Major League Baseball said a settlement had been reached and the A’s were informed of the decision. Laureano was set to begin the four-game suspension Friday night and will miss a three-game weekend Bay Bridge Series against the San Francisco Giants. After sitting out Monday at Arizona, he will be eligible to play Tuesday against the Diamondbacks.

Astros hitting coach Alex Cintron received a 20-game suspension and a fine Tuesday for his role in the fracas at Oakland last Sunday. Laureano also received a fine.

Cintron’s suspension is the longest for an on-field transgression in 15 years, since Texas pitcher Kenny Rogers received 20 games for his altercation with two cameramen in 2005.

Laureano was hit by a pitch from Humberto Castellanos with one out in the seventh inning of Oakland’s 7-2 victory – the third time he got hit in the series and the fifth time overall for an A’s batter. Houston players weren’t plunked at all. He pointed at Castellanos and began exchanging words with a gesturing Cintron then left first base, threw down his batting helmet and began sprinting toward the 41-year-old Cintron.

Astros catcher Dustin Garneau tackled Laureano before the A’s outfielder got to the hitting coach. Laureano is a former Astros player and the rival clubs have been the top two teams in the AL West the past two years.
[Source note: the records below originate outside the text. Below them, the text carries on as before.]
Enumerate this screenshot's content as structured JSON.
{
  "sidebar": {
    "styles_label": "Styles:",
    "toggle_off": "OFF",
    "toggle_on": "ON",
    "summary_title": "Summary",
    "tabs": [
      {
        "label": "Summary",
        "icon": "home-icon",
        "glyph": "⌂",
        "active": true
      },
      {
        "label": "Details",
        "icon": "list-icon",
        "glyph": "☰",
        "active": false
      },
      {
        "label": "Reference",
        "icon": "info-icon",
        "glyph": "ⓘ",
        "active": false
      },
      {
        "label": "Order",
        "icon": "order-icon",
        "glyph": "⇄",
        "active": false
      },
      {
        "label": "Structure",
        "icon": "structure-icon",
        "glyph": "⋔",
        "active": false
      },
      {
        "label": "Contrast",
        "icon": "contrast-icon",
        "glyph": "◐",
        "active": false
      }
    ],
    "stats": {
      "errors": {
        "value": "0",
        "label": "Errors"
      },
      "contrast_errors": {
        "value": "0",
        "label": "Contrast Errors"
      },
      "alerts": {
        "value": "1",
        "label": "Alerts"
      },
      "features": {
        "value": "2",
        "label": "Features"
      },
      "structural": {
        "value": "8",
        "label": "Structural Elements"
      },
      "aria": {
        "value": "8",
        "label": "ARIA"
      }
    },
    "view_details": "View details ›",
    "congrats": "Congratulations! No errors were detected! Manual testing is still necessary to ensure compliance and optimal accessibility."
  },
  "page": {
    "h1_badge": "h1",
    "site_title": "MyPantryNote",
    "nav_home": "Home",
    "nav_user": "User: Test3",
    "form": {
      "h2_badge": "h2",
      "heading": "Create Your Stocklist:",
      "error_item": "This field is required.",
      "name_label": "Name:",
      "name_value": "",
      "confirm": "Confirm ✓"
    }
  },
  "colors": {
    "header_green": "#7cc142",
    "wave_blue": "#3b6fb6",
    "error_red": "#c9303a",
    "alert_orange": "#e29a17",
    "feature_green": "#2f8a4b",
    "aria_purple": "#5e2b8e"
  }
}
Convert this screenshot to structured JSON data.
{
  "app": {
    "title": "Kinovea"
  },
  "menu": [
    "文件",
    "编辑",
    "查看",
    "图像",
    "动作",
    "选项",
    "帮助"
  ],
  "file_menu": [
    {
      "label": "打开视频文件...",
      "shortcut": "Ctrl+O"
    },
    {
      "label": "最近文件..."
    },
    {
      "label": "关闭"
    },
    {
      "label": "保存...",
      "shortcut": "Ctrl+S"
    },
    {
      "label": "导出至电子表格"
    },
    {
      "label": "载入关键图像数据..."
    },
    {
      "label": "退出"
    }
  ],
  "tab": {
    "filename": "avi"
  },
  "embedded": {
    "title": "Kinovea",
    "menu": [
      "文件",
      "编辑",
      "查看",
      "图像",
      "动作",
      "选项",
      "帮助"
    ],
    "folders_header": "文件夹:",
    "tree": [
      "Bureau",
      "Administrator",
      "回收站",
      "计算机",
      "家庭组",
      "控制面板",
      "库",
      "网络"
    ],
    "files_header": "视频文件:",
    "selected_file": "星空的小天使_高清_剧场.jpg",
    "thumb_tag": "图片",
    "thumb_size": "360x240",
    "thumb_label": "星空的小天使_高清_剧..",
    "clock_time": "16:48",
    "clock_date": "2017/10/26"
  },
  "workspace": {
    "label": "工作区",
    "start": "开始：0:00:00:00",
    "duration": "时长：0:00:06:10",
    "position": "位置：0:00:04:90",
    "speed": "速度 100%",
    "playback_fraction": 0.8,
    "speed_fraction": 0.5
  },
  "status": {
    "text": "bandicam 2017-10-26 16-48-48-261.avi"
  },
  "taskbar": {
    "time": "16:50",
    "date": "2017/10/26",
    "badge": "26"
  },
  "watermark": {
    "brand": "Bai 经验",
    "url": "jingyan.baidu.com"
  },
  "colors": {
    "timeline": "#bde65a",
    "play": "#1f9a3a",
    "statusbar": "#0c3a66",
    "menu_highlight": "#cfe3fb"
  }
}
A’s pitcher Mike Fiers, another former Houston player, revealed the Astros’ sign-stealing scandal in November to The Athletic.